Start of Source records

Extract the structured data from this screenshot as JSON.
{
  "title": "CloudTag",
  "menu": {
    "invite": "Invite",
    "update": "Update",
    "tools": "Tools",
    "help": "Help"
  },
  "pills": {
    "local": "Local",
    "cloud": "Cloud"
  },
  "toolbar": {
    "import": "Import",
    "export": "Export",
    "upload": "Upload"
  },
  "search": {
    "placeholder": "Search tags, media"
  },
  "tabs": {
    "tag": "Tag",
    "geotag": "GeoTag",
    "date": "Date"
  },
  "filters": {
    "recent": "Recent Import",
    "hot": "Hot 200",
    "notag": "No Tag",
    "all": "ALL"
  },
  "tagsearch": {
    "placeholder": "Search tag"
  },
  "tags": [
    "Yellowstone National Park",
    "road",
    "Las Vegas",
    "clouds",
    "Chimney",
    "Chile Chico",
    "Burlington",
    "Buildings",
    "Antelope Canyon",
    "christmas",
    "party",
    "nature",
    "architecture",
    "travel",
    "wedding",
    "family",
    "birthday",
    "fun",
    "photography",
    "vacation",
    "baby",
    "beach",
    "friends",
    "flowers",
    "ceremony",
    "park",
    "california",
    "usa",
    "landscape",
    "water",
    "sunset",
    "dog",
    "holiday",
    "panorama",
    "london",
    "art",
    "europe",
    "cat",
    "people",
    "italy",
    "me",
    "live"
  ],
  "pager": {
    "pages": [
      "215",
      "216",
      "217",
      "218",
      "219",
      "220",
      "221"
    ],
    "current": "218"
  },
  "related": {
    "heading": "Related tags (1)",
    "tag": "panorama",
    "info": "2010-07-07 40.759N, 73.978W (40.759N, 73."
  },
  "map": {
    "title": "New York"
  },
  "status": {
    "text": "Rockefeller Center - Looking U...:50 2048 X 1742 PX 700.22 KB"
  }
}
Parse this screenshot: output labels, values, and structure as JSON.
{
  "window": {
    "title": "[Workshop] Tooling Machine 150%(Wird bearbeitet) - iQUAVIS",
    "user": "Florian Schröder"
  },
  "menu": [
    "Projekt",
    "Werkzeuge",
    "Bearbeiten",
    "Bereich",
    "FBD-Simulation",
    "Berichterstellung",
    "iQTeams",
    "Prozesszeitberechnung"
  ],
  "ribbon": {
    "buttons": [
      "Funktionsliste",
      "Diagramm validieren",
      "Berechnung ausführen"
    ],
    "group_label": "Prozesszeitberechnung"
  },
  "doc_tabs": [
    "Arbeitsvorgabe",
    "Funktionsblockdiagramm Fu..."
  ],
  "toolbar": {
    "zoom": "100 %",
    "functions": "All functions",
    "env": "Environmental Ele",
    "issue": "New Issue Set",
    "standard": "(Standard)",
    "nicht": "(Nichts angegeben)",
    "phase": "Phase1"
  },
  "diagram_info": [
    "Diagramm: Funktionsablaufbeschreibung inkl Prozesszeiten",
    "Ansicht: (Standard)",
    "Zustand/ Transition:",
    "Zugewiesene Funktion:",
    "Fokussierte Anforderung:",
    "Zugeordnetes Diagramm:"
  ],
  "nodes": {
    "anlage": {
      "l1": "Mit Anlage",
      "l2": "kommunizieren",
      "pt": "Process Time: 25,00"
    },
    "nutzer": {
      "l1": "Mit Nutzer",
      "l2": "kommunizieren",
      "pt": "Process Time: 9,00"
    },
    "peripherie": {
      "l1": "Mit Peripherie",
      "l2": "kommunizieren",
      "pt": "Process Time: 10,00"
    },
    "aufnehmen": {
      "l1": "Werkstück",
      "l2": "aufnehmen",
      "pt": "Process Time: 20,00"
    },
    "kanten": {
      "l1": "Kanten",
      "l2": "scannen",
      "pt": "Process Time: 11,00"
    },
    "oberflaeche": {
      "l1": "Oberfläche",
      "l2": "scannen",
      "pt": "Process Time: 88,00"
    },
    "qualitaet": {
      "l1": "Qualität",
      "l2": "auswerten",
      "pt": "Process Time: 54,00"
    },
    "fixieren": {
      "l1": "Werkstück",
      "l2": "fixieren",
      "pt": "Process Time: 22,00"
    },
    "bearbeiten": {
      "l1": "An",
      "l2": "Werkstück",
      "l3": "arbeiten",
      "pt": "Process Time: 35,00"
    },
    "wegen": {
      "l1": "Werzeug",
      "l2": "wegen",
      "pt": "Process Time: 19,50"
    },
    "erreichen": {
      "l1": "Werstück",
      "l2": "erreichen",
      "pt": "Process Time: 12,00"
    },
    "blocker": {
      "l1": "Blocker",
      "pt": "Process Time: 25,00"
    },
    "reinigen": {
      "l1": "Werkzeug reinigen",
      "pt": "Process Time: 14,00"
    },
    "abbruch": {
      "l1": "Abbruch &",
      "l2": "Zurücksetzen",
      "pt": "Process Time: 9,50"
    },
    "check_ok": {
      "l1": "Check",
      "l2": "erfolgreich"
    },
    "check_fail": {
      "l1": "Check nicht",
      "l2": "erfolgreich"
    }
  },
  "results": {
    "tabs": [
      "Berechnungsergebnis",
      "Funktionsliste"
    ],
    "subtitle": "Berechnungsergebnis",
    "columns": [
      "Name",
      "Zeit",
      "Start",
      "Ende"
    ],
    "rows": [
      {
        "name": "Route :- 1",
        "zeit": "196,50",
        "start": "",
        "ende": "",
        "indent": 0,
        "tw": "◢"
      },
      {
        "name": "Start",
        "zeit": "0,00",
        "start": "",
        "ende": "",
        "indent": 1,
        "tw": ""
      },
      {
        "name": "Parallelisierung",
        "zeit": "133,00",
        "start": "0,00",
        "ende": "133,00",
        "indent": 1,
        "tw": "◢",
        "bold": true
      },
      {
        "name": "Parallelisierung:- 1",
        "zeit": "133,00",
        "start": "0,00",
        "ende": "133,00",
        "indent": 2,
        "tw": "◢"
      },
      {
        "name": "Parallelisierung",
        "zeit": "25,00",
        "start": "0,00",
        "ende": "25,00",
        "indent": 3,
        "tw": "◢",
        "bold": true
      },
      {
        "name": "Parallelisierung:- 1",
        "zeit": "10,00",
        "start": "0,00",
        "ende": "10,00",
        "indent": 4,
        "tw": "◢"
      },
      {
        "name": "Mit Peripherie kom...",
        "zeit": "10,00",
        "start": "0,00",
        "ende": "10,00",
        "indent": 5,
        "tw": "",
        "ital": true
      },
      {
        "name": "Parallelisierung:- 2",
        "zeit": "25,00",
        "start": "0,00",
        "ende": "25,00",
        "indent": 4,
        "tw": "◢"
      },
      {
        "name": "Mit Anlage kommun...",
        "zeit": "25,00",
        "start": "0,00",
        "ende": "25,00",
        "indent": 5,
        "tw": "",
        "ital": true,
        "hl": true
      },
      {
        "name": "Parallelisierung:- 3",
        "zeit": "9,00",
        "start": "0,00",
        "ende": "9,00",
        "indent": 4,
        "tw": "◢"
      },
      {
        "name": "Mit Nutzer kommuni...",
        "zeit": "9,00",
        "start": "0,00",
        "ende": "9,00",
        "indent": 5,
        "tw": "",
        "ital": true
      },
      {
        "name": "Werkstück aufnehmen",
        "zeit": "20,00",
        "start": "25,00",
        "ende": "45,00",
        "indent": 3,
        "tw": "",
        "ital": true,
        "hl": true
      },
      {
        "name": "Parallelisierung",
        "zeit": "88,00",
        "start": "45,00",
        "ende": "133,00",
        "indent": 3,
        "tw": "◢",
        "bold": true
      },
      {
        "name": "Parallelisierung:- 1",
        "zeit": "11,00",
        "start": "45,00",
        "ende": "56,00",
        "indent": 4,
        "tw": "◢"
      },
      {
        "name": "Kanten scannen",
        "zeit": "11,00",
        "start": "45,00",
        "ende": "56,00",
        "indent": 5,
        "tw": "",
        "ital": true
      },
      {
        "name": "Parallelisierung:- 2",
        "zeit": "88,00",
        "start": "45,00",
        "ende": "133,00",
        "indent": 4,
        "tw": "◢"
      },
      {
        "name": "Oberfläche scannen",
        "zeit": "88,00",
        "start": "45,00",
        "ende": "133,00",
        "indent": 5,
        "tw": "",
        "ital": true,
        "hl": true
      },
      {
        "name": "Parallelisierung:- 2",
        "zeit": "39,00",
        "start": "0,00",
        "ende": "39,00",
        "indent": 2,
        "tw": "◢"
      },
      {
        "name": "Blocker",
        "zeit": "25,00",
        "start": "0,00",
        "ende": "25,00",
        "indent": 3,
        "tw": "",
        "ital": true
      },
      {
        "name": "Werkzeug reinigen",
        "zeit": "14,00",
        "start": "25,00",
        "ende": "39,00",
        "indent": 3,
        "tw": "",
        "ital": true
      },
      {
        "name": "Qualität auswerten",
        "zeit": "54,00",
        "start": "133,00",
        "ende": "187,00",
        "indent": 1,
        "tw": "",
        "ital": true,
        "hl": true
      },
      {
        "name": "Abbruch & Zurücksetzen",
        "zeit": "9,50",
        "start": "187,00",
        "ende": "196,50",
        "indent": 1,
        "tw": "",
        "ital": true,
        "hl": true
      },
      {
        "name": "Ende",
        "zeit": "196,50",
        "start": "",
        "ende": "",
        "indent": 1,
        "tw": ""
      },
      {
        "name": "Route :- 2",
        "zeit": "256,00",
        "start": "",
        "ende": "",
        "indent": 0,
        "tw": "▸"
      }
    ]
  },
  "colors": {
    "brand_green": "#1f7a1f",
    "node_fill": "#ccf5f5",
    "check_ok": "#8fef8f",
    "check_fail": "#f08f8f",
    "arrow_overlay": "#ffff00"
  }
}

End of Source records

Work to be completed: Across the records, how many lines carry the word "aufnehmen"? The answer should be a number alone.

Solution below: 3